We’re all well aware of the conventional wisdom regarding Anti-Air Warfare,
It’s better to shoot archers than arrows.
For anyone who might not recognize this concept, the idea is that it’s easier and far more efficient to destroy a missile’s launch platform than to try to deal with the multitude of individual missiles after they’ve been launched. An added benefit is that each launch platform that is destroyed is one less that’s available for future attacks.
Well, now there’s an amendment,
It’s better to shoot the archer’s eyes than the archer.
The world has quickly come up with very long range weapons that can cover many hundreds to thousands of miles. However, as we’ve previously discussed, the ability to locate, identify, and precisely target objects at that range is an enormous challenge and is, essentially, non-existent today or in the foreseeable future.
Consider our own efforts at long range targeting. Satellites have some utility for locating but, not being linked in real time to any weapon system, are unsuited for targeting. AWACS assets are so valuable that they are held well back from any potential harm which means they have only very limited ability to provide long range targeting. The P-8 is intended to be a front line ISR asset and could provide targeting but it is non-survivable in that it is not stealthy, fast, or maneuverable. UAVs offer some possibility for long range targeting but, again, are only marginally survivable.

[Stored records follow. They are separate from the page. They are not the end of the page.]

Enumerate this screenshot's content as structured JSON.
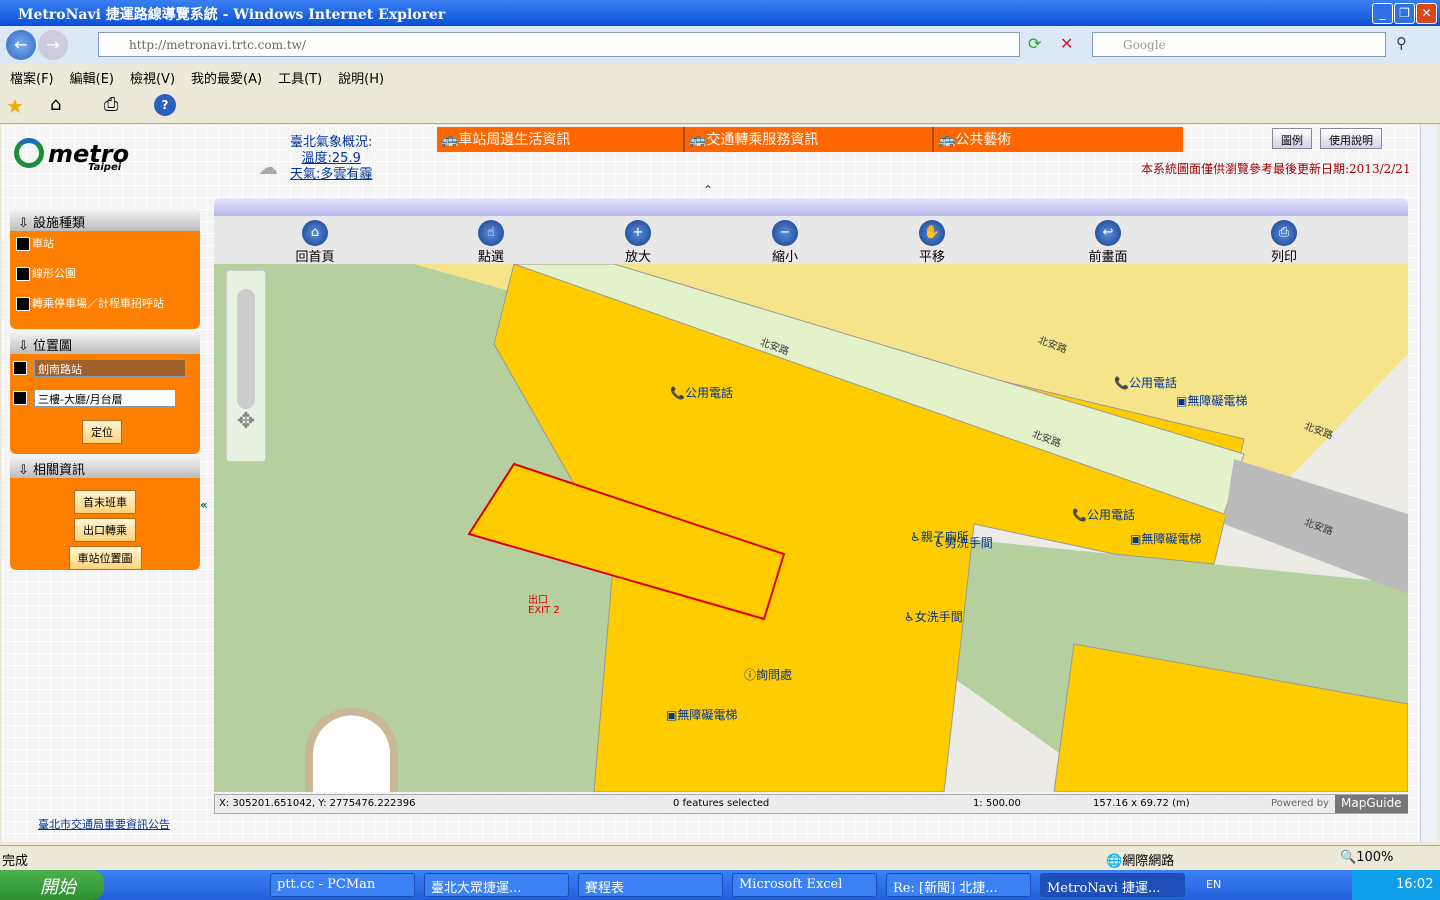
{
  "window": {
    "title": "MetroNavi 捷運路線導覽系統 - Windows Internet Explorer",
    "url": "http://metronavi.trtc.com.tw/",
    "search_placeholder": "Google"
  },
  "menu": [
    "檔案(F)",
    "編輯(E)",
    "檢視(V)",
    "我的最愛(A)",
    "工具(T)",
    "說明(H)"
  ],
  "site": {
    "logo": "metro Taipei",
    "weather": {
      "title": "臺北氣象概況:",
      "temp": "溫度:25.9",
      "cond": "天氣:多雲有霾"
    },
    "topnav": [
      "車站周邊生活資訊",
      "交通轉乘服務資訊",
      "公共藝術"
    ],
    "buttons": {
      "legend": "圖例",
      "help": "使用說明"
    },
    "notice": "本系統圖面僅供瀏覽參考最後更新日期:2013/2/21",
    "panels": {
      "facility": {
        "title": "設施種類",
        "items": [
          "車站",
          "線形公園",
          "轉乘停車場／計程車招呼站"
        ]
      },
      "location": {
        "title": "位置圖",
        "station": "劍南路站",
        "floor": "三樓-大廳/月台層",
        "locate": "定位"
      },
      "related": {
        "title": "相關資訊",
        "items": [
          "首末班車",
          "出口轉乘",
          "車站位置圖"
        ]
      }
    },
    "footer_link": "臺北市交通局重要資訊公告",
    "tools": [
      "回首頁",
      "點選",
      "放大",
      "縮小",
      "平移",
      "前畫面",
      "列印"
    ],
    "map": {
      "roads": [
        "北安路",
        "北安路",
        "北安路",
        "北安路",
        "北安路"
      ],
      "labels": {
        "phone": "公用電話",
        "elevator": "無障礙電梯",
        "family": "親子廁所",
        "mens": "男洗手間",
        "womens": "女洗手間",
        "info": "詢問處",
        "exit": "EXIT 2",
        "exitcn": "出口"
      }
    },
    "status": {
      "coords": "X: 305201.651042, Y: 2775476.222396",
      "selected": "0 features selected",
      "scale": "1: 500.00",
      "size": "157.16 x 69.72 (m)",
      "powered": "Powered by",
      "brand": "MapGuide"
    }
  },
  "ie_status": {
    "text": "完成",
    "zone": "網際網路",
    "zoom": "100%"
  },
  "taskbar": {
    "start": "開始",
    "tasks": [
      "ptt.cc - PCMan",
      "臺北大眾捷運...",
      "賽程表",
      "Microsoft Excel",
      "Re: [新聞] 北捷...",
      "MetroNavi 捷運..."
    ],
    "lang": "EN",
    "time": "16:02"
  }
}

Note that we’re mainly talking about airborne sensors. Ship’s sensors are just too limited in range. Submarine sensors are also a serious threat but their presence and usefulness is a bit sporadic. Their need to remain undetected tends to negate their value as real time targeting assets.
Note also that the relative number of targeting assets (the archer’s eyes) in any military are very limited compared to the number of available launch platforms. Just as there are many more arrows than archers, so too there are many more archers than eyes. The eyes are the weak link in the kill chain. Destroying the few targeting assets can render the many launch platforms ineffective.
This should tell us something about the future of our own ISR targeting assets. We need to develop very long range assets that have a reasonable degree of survivability, robust sensors (meaning long range), and strong communications (there’s no point collecting targeting data if you can’t transmit the information). This sounds like an ideal mission for UAVs provided we can make them cheaply enough to use in large numbers because the enemy is going to find and kill many of them. They need to be cheap enough to almost be considered one-way, throwaway aircraft.
All of this works both ways. We need to focus on our enemy’s targeting assets and destroy them. That requires a long distance ability to find and kill those platforms. Given the long ranges of missiles and sensors, it is necessary to find and kill the targeting platforms as far away from their targets as possible. We need a very long range air-to-air platform that is survivable and has sufficient electronics, both active and passive, to find the archer’s eyes and the ability to destroy them. Some might suggest the F-35 but it is inadequate due to limited range. In theory, if we knew precisely where an enemy targeting asset was and could provide tanking support, we could get an F-35 to the target and destroy it. The reality is that we will not know where the targeting assets are – we’ll have to go looking for them which means we need very long range aircraft with significant loiter time. It’s not enough to be able to make it out hundreds or thousands of miles – we have to stay there and conduct long searches with significant loiter times. The F-35 can’t do this. It would also be nice if such an aircraft were cheap enough to absorb losses. An aircraft loitering for extended periods deep in enemy air space will eventually be found and killed. Again, a good use for a focused function UAV – essentially a very long range, loitering cruise missile.
Of course, the best option is to destroy the targeting assets at their bases and, certainly, significant effort should be directed to that end. Submarine launched Tomahawk missiles are well suited for that job and intermediate ballistic missiles can be effective against fixed bases. However, we will still have to deal with airborne targeting assets.
We seem to not be on the right path regarding long range targeting, either offensively or defensively. Our current ISR path is suited for peacetime patrolling but not war. We need a survivable, long range targeting asset, probably a UAV. On the other side of the coin, we need a survivable, very long range A2A killer to use against enemy targeting assets.
This is an example of the absolute necessity for having a comprehensive and coherent strategy, doctrine, and tactics and using those to drive procurement. Instead, we’re allowing procurement to drive strategy and doctrine and the result is a collection of disparate, unrelated systems that do not support a common goal in a complementary fashion. Worse, many of our random procurements are geared at peacetime operations and will be only marginally useful during combat.